▸ **Description of the task**: In the records that follow, find each line with "subtitle" and pull it out.

───── Extracted information

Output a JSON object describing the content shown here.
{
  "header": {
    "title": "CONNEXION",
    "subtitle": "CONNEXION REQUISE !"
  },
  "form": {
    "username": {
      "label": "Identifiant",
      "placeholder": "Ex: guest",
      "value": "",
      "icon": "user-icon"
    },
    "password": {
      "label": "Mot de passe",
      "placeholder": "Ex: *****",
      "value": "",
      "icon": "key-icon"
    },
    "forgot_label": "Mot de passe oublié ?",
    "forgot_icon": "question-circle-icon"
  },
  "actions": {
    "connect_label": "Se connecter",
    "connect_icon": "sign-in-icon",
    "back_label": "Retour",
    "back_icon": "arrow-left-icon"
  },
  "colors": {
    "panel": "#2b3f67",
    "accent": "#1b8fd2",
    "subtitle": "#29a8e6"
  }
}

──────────

▸ **Task result**:
    "subtitle": "CONNEXION REQUISE !"
    "subtitle": "#29a8e6"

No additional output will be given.